### Work order
Your job is to return every line in the data holding the string "pseudo".
Extracted material below:
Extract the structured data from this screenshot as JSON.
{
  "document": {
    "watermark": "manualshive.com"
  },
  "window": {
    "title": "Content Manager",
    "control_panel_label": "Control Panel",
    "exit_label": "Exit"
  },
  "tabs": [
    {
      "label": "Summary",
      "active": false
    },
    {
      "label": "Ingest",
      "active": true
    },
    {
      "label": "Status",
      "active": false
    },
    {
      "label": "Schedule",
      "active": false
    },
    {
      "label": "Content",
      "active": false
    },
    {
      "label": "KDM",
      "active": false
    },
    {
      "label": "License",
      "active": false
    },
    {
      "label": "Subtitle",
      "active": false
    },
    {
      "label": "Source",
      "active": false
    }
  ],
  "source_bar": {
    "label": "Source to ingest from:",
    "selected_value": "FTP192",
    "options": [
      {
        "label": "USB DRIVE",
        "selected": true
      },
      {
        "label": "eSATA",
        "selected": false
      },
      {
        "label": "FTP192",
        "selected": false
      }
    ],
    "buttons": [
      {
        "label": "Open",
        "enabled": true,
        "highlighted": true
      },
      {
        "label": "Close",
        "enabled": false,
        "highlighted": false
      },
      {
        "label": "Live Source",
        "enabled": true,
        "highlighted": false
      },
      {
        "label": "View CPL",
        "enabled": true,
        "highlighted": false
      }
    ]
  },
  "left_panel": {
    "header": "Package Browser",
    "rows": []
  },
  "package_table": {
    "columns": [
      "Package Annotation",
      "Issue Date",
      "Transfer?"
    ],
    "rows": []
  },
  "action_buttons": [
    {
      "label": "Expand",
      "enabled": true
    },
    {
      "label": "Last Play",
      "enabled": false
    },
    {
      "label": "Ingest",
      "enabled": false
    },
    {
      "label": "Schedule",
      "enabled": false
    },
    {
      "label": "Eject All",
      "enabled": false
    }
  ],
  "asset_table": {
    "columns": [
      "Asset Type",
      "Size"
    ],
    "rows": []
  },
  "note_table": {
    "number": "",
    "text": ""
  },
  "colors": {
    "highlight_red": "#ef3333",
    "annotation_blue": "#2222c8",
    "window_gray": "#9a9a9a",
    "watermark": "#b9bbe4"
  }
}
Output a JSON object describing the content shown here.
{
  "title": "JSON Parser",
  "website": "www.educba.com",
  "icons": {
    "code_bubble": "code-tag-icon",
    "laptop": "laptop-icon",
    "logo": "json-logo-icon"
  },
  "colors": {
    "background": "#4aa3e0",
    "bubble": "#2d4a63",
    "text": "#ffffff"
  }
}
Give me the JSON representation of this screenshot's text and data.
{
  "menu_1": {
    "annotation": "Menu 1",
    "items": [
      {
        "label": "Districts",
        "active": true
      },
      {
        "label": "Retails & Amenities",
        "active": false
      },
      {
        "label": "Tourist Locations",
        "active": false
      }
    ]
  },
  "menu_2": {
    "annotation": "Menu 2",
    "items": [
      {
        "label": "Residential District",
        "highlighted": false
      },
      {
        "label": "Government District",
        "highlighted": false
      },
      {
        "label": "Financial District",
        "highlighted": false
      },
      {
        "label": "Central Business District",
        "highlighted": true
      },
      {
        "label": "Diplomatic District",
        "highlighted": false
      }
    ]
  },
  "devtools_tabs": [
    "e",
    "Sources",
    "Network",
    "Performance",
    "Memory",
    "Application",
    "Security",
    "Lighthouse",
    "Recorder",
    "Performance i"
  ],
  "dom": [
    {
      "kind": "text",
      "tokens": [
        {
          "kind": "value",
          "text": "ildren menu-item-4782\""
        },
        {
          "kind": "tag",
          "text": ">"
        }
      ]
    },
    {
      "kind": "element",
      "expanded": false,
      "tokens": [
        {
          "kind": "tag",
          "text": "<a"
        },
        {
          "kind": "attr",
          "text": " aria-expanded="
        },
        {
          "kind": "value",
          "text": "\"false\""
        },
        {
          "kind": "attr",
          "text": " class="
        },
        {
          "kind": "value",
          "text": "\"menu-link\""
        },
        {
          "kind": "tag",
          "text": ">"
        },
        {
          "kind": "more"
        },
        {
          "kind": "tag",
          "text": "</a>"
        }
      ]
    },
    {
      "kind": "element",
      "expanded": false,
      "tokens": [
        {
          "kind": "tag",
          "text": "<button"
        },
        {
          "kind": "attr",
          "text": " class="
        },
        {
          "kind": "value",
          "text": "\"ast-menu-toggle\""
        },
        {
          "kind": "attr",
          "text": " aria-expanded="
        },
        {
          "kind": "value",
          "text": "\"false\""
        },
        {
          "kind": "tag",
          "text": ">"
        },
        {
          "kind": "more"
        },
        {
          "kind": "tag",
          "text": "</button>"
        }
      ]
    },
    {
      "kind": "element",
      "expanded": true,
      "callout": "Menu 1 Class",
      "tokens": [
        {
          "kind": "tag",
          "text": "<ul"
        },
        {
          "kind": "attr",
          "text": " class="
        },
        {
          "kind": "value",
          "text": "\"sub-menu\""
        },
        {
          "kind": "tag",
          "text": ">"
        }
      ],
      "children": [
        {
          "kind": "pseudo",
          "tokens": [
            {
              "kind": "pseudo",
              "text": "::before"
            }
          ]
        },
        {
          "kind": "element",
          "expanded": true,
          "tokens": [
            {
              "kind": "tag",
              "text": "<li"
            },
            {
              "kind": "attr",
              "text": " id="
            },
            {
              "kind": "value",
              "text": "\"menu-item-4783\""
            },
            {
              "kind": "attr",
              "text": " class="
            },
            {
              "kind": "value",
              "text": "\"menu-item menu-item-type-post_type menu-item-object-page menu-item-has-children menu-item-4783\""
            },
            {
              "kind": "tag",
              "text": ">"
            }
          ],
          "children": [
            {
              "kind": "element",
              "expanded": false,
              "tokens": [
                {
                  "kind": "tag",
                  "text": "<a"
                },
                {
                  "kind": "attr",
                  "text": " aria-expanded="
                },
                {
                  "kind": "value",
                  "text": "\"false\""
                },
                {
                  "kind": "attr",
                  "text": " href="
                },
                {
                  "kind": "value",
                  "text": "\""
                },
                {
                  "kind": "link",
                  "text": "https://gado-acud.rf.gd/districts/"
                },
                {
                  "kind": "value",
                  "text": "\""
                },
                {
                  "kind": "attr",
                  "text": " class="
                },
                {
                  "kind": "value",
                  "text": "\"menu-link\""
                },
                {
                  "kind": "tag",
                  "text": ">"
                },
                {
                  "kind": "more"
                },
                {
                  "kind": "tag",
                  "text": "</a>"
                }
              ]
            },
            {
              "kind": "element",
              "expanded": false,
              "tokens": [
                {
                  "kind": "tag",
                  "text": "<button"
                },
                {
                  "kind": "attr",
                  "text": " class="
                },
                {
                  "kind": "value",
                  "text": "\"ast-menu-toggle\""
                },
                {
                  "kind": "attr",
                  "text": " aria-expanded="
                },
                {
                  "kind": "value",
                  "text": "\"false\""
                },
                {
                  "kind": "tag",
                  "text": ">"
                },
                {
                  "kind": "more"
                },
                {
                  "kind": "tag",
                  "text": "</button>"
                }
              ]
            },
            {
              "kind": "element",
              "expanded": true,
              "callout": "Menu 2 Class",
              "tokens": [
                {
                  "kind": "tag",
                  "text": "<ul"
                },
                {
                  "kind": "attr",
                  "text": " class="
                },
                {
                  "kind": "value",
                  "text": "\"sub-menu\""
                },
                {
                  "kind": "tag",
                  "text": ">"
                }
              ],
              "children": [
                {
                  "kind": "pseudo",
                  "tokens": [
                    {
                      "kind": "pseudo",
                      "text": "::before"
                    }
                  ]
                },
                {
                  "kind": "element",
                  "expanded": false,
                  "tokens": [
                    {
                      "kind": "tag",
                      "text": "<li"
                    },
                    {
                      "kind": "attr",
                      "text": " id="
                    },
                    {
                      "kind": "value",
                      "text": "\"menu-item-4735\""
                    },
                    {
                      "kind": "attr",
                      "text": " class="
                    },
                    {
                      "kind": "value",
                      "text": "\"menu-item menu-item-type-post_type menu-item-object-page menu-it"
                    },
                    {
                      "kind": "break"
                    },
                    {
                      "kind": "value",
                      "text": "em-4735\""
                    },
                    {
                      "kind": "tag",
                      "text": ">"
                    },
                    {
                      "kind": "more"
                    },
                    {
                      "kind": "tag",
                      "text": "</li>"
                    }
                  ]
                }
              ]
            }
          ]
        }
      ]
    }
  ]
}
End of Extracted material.
### Exercise output
          "kind": "pseudo",
              "kind": "pseudo",
                  "kind": "pseudo",
                      "kind": "pseudo",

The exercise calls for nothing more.